And this is particularly important for the EU’s regulatory agencies who citizens need to trust when it comes to making choices about matters about which those citizens have little if any informed, expert knowledge – whether that choice concerns a pesticide, a vaccine,  , the ingredient in a food, or the safety of an airline.

The vast majority of the advice or opinions of the agencies go, in general, unremarked because levels of trust are high and the evidence of safe foods and safe medicines and other products is all around us. We all live with thousands of chemicals and food ingredients, we use hundreds of medicines and get on airplanes every day in our lives, and in general Europe has very high standards in all of these areas. 

Some matters of course do become contentious and that is where the EU agencies – and indeed the Commission and Member State authorities - face their most challenging communication tasks.  No longer is it enough simply to publish an opinion or conclusion and expect everybody’s unquestioning assent.

We also all now recognise that the way in which citizens understand, assess, and act on information given to them by those in authority is much more complex than was previously understood. What is an obviously rational act or opinion to one person may not be so to the next. Some will accept and trust the voice of the authority, some are influenced instead by the emotional pull of a Tweet, a Facebook post, or a media opinion from a source that generally conforms to their own world view. And the capacity to manipulate those media is reaching previously unimaginable levels.

How agencies and others deal with this is much debated however there does appear to be a consensus that greater openness, a willingness to share the processes and the evidence that informed an opinion or conclusion, plus an openness to freer exchanges and collaboration are the keys to generating greater trust. Citizens expect the ‘why’ alongside the ‘what’.

The core citizen demand of EU regulatory agencies is a very simple one: just do what you’re supposed to do.  Help keep us safe through unimpeachable standards in your work of excellence and independence.

Yet no agency or institution lives in a bubble.  All operate in a political environment and many citizens are unaware of the complex interplay between the advisory role of the agencies and especially the central role of the Member States when it comes to product regulation and authorisation.

The force of lobbying – in a market environment where regulation can and does affect the bottom line of companies – is also intense and again most citizens are often unaware of who or what is influencing the decision making whether at EU or Members state level.  Lobbying is of course legitimate and necessary if the political level policymakers are to be made fully aware of the likely impact of their work but it must be done openly and appropriately.

And it is within those spaces – of openness, of independence, and good governance – that my office’s work comes in. Over the years we have dealt with complaints against and opened wider investigations into several of the regulatory agencies including access to documents cases, alleged conflicts of interest, inclusiveness regarding participation, essentially cases that challenge the agencies to confirm their independence, their openness and their accountability.  And the agencies have worked well with us during our investigations, making improvements but acknowledging the need for further progress when necessary. 

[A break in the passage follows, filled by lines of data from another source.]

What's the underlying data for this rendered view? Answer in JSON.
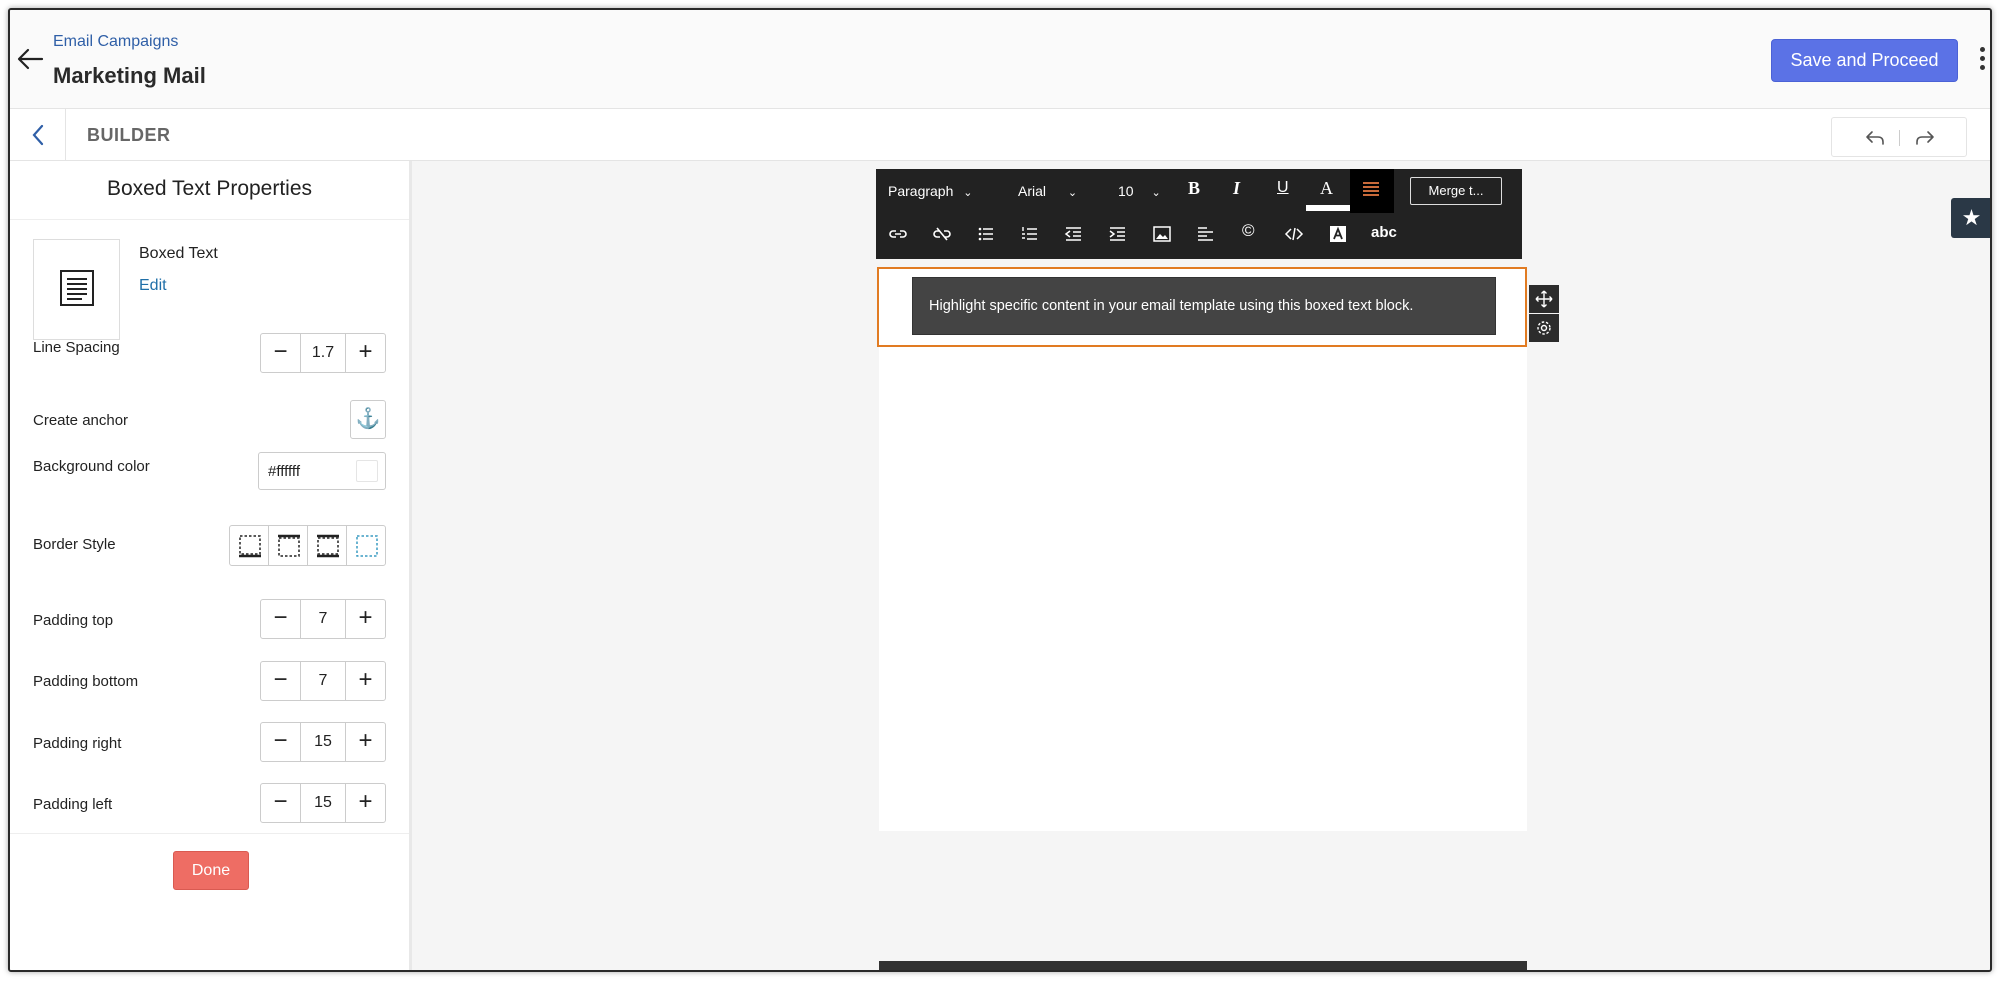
{
  "header": {
    "breadcrumb": "Email Campaigns",
    "title": "Marketing Mail",
    "save_label": "Save and Proceed"
  },
  "builder": {
    "title": "BUILDER"
  },
  "panel": {
    "title": "Boxed Text Properties",
    "block_name": "Boxed Text",
    "edit_label": "Edit",
    "line_spacing": {
      "label": "Line Spacing",
      "value": "1.7"
    },
    "anchor": {
      "label": "Create anchor",
      "icon": "⚓"
    },
    "background": {
      "label": "Background color",
      "value": "#ffffff"
    },
    "border": {
      "label": "Border Style"
    },
    "padding_top": {
      "label": "Padding top",
      "value": "7"
    },
    "padding_bottom": {
      "label": "Padding bottom",
      "value": "7"
    },
    "padding_right": {
      "label": "Padding right",
      "value": "15"
    },
    "padding_left": {
      "label": "Padding left",
      "value": "15"
    },
    "done_label": "Done"
  },
  "toolbar": {
    "format": "Paragraph",
    "font": "Arial",
    "size": "10",
    "bold": "B",
    "italic": "I",
    "underline": "U",
    "font_color": "A",
    "merge": "Merge t...",
    "copyright": "©",
    "spellcheck": "abc"
  },
  "content": {
    "boxed_text": "Highlight specific content in your email template using this boxed text block."
  },
  "colors": {
    "accent": "#5b72e6",
    "done": "#ee6d64",
    "selection": "#e17b22"
  }
}
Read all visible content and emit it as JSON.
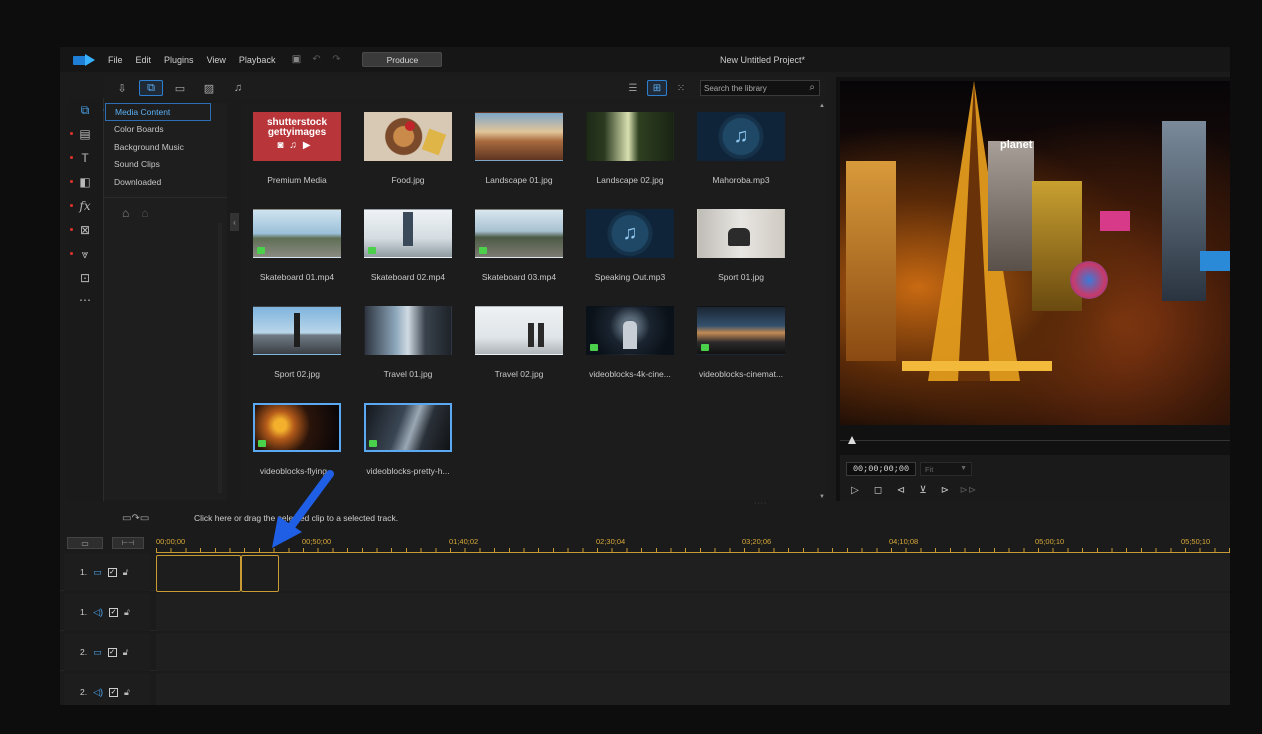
{
  "menu": {
    "items": [
      "File",
      "Edit",
      "Plugins",
      "View",
      "Playback"
    ],
    "produce_label": "Produce",
    "project_title": "New Untitled Project*"
  },
  "library": {
    "search_placeholder": "Search the library",
    "categories": [
      "Media Content",
      "Color Boards",
      "Background Music",
      "Sound Clips",
      "Downloaded"
    ]
  },
  "media_items": [
    {
      "name": "Premium Media"
    },
    {
      "name": "Food.jpg"
    },
    {
      "name": "Landscape 01.jpg"
    },
    {
      "name": "Landscape 02.jpg"
    },
    {
      "name": "Mahoroba.mp3"
    },
    {
      "name": "Skateboard 01.mp4"
    },
    {
      "name": "Skateboard 02.mp4"
    },
    {
      "name": "Skateboard 03.mp4"
    },
    {
      "name": "Speaking Out.mp3"
    },
    {
      "name": "Sport 01.jpg"
    },
    {
      "name": "Sport 02.jpg"
    },
    {
      "name": "Travel 01.jpg"
    },
    {
      "name": "Travel 02.jpg"
    },
    {
      "name": "videoblocks-4k-cine..."
    },
    {
      "name": "videoblocks-cinemat..."
    },
    {
      "name": "videoblocks-flying..."
    },
    {
      "name": "videoblocks-pretty-h..."
    }
  ],
  "premium_banner": {
    "line1": "shutterstock",
    "line2": "gettyimages"
  },
  "preview": {
    "timecode": "00;00;00;00",
    "fit_label": "Fit",
    "sign_text": "planet"
  },
  "timeline": {
    "hint": "Click here or drag the selected clip to a selected track.",
    "ruler_labels": [
      "00;00;00",
      "00;50;00",
      "01;40;02",
      "02;30;04",
      "03;20;06",
      "04;10;08",
      "05;00;10",
      "05;50;10"
    ],
    "tracks": [
      {
        "label": "1.",
        "type": "video"
      },
      {
        "label": "1.",
        "type": "audio"
      },
      {
        "label": "2.",
        "type": "video"
      },
      {
        "label": "2.",
        "type": "audio"
      }
    ]
  },
  "colors": {
    "accent": "#2d7fd0",
    "timeline_gold": "#c69b33",
    "arrow": "#1f5fe6"
  }
}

Sometimes of course the complainants ask us to do what we cannot – to check the scientific validity of an opinion, an authorisation, or an advice.  We are not scientists – but what we do is check that the appropriate procedures have been followed and that safeguards are in place to protect the integrity of the process. And even if don’t find maladministration we may suggest ways in which the work of the relevant agency can be made more accessible, both in terms of accessing documents and in allowing the public better to understand what it does, why it does it, and how it goes about doing it.

So I thank you for your attention and I look forward to the discussion.